|Annual Rainfall||Total Possible Collection per 1,000 sqft surface area (85% efficiency)|
Suitable rainwater storage tanks can be obtained in a variety of ways:
Purchase of new poly tanks from a wide variety of online suppliers for tanks between 50 and 15,000 gallons. As an alternative to poly tanks, there are a variety of manufacturers that provide kits for constructing round galvanized metal tanks with butyl plastic liners which become far less expensive for larger storage volumes of 20,000 gallons and above.
Re-use of water storage tanks purchased from prior owners through various social media markets. Please note the cautions of ensuring that these have only been used for water storage.
Construction of your own tank. Options include stone, cement, ferro-cement, brick and wood – which was the original material used for gutters and downspouts!
An open top “tote” or Intermediate Bulk Container (IBC) converted into a rainwater tank collection water directly off a barn roof without gutters. If using a used IBC, only use containers that have previously stored food products or food grade products with triple rinsing of the containers. Do not use any containers that have held pesticides, herbicides, pharmaceuticals, fertilizers or other synthetic chemicals that could be harmful.
A 1500-gallon (5,600 liter) HDPE or High-Density Polyethylene, aka “poly” tank collecting water from a building via cutter and downspout.

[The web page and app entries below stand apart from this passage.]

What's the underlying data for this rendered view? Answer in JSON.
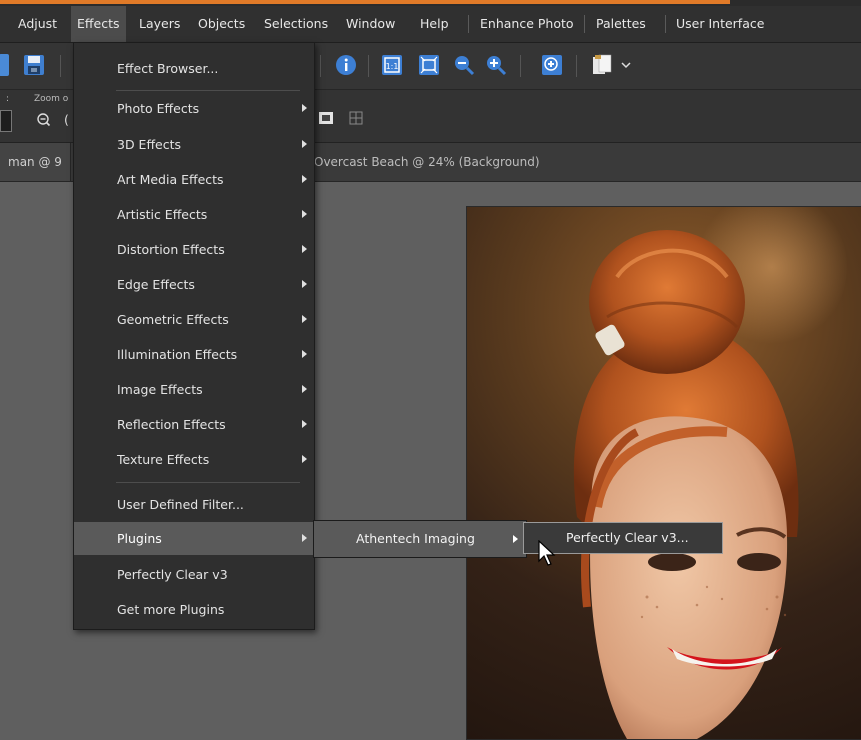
{
  "menubar": {
    "items": [
      "Adjust",
      "Effects",
      "Layers",
      "Objects",
      "Selections",
      "Window",
      "Help",
      "Enhance Photo",
      "Palettes",
      "User Interface"
    ],
    "active": "Effects"
  },
  "options_bar": {
    "zoom_label": "Zoom o"
  },
  "tabs": [
    {
      "label": "man @  9"
    },
    {
      "label": "Overcast Beach @  24% (Background)"
    }
  ],
  "effects_menu": {
    "items": [
      {
        "label": "Effect Browser...",
        "submenu": false
      },
      {
        "label": "Photo Effects",
        "submenu": true
      },
      {
        "label": "3D Effects",
        "submenu": true
      },
      {
        "label": "Art Media Effects",
        "submenu": true
      },
      {
        "label": "Artistic Effects",
        "submenu": true
      },
      {
        "label": "Distortion Effects",
        "submenu": true
      },
      {
        "label": "Edge Effects",
        "submenu": true
      },
      {
        "label": "Geometric Effects",
        "submenu": true
      },
      {
        "label": "Illumination Effects",
        "submenu": true
      },
      {
        "label": "Image Effects",
        "submenu": true
      },
      {
        "label": "Reflection Effects",
        "submenu": true
      },
      {
        "label": "Texture Effects",
        "submenu": true
      },
      {
        "label": "User Defined Filter...",
        "submenu": false
      },
      {
        "label": "Plugins",
        "submenu": true,
        "highlighted": true
      },
      {
        "label": "Perfectly Clear v3",
        "submenu": false
      },
      {
        "label": "Get more Plugins",
        "submenu": false
      }
    ]
  },
  "plugins_submenu": {
    "items": [
      {
        "label": "Athentech Imaging",
        "submenu": true,
        "highlighted": true
      }
    ]
  },
  "athentech_submenu": {
    "items": [
      {
        "label": "Perfectly Clear v3...",
        "highlighted": true
      }
    ]
  },
  "colors": {
    "accent": "#e07a28",
    "menu_bg": "#2f2f2f",
    "highlight": "#5a5a5a",
    "workspace": "#5f5f5f"
  }
}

This is then distributed by hose via gravity to water plants downhill from the tank.
The large surface area of this roof (over 2000 square feet or 215 square meters) provides a large surface for water collection and many downspouts for rainwater capture. Some of these downspouts are directed straight to garden areas to provide moisture into the soil at the base of trees and plants. With 36” of rainfall in this location, the potential exists for over 36,000 gallons of rainwater to be collected from this roof on an annual basis.

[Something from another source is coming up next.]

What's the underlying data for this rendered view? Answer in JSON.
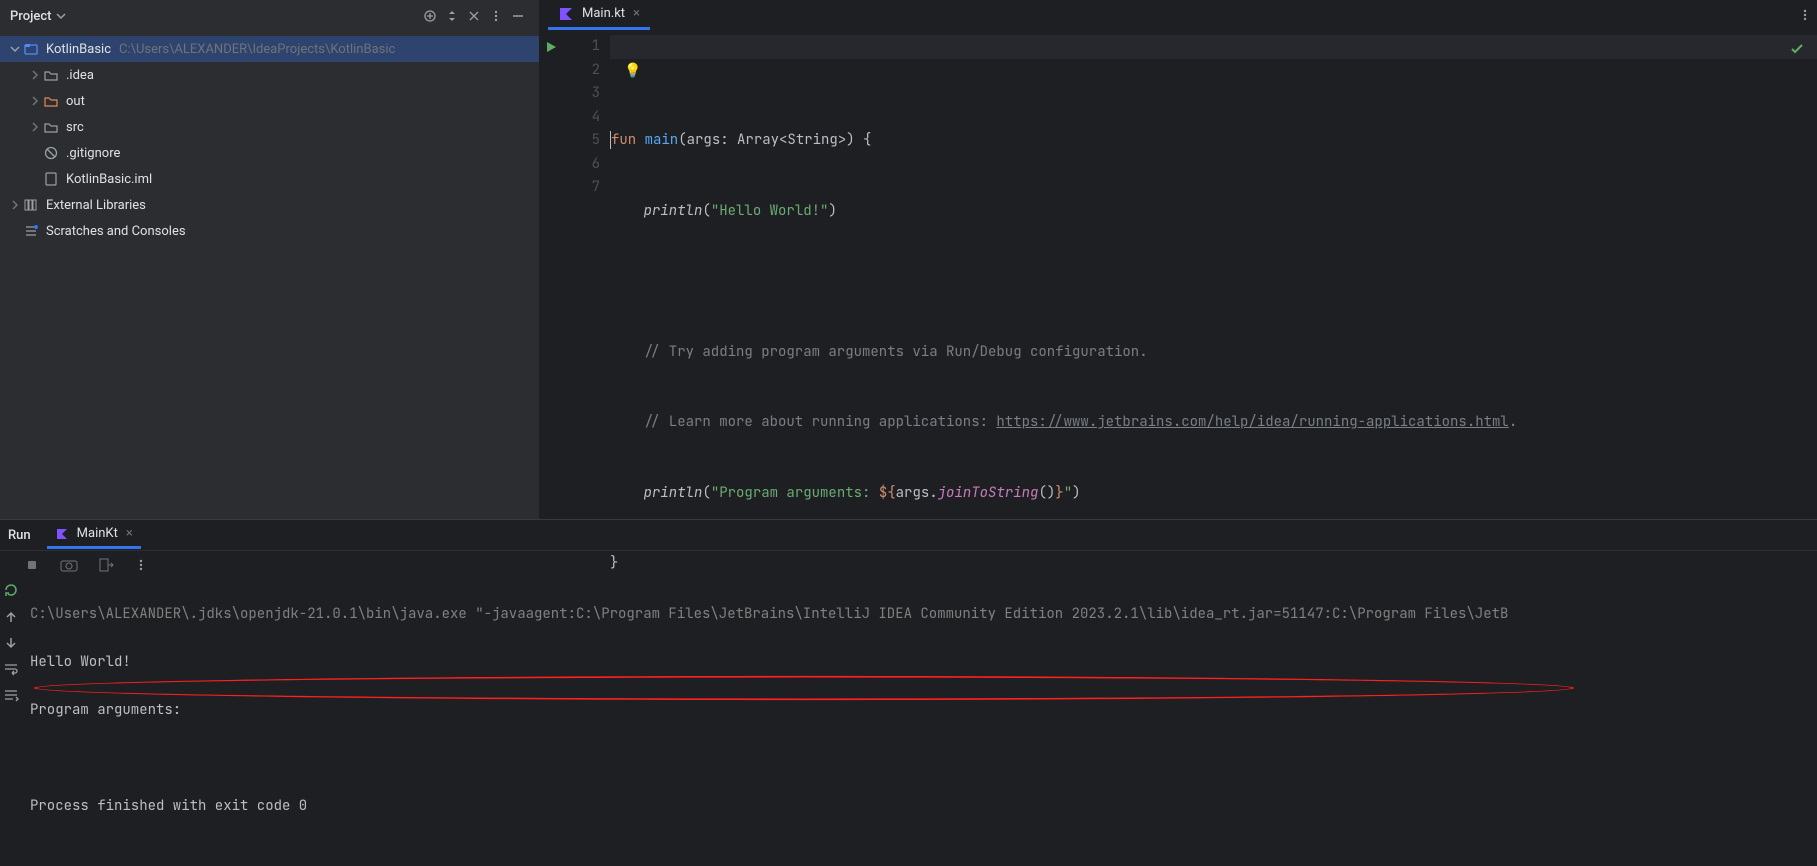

A small 500-gallon poly tank with overflow directed into a smaller 400-gallon fiberglass tank which in turn overflows into a catchment swale at the top of the fruit orchard so that all excess water is directed to the soil. The owner uses hoses (by gravity) and watering cans to take water from storage to where it is needed. Alternatively, a pump system could be used to deliver water into an irrigation system.
Direct Storage In-Ground
Within permaculture designs there are three main methods for water capture and storage:
Ponds and dams which capture water from streams (and/or from rooftops) and other hard surfaces (roads, concrete) and store the water for use later, typically using pumped irrigation systems.
Swales, which intercept water as it travels down a slope and captures the water in a long horizontal shallow trench where the water then percolates into the soil for plant use. Trees and shrubs are then grown along the swale ridge where they can directly access the water as it percolates from the swale.
Rain gardens, which are specifically designed arrays of garden beds which improve soil water penetration so that the water percolates into the ground instead of pooling or running off.
Two beautifully designed rain gardens planted at the low end of a gradient and where water would traditionally pool and flood the areas. Now all water is captured, percolates into the soil and provides all of the water requirements for these pollinator plants.
Graham’s Social Media Links: